[DATA UNDER STUDY]
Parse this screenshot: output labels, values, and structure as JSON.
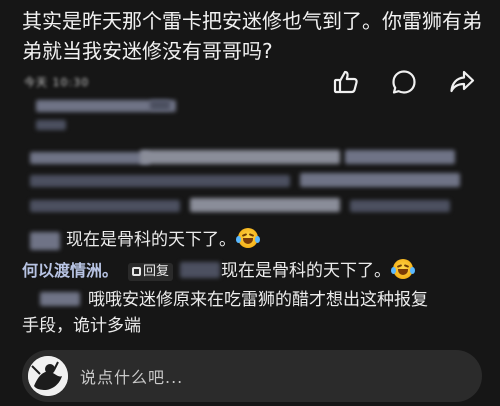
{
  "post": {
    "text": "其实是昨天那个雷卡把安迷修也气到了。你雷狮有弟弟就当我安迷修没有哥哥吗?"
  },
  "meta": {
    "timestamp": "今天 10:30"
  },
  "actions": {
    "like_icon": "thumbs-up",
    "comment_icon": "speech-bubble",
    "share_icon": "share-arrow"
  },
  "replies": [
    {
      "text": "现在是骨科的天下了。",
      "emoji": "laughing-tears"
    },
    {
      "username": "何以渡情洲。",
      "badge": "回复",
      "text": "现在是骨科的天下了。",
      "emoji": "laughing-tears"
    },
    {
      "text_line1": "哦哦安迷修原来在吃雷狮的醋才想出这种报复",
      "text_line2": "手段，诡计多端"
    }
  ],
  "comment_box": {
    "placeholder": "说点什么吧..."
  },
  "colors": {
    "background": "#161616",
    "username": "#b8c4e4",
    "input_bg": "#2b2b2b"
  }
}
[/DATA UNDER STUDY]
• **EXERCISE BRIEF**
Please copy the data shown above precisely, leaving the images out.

• **REPLY TO THE EXERCISE**
Parse this screenshot: output labels, values, and structure as JSON.
{
  "post": {
    "text": "其实是昨天那个雷卡把安迷修也气到了。你雷狮有弟弟就当我安迷修没有哥哥吗?"
  },
  "meta": {
    "timestamp": "今天 10:30"
  },
  "actions": {
    "like_icon": "thumbs-up",
    "comment_icon": "speech-bubble",
    "share_icon": "share-arrow"
  },
  "replies": [
    {
      "text": "现在是骨科的天下了。",
      "emoji": "laughing-tears"
    },
    {
      "username": "何以渡情洲。",
      "badge": "回复",
      "text": "现在是骨科的天下了。",
      "emoji": "laughing-tears"
    },
    {
      "text_line1": "哦哦安迷修原来在吃雷狮的醋才想出这种报复",
      "text_line2": "手段，诡计多端"
    }
  ],
  "comment_box": {
    "placeholder": "说点什么吧..."
  },
  "colors": {
    "background": "#161616",
    "username": "#b8c4e4",
    "input_bg": "#2b2b2b"
  }
}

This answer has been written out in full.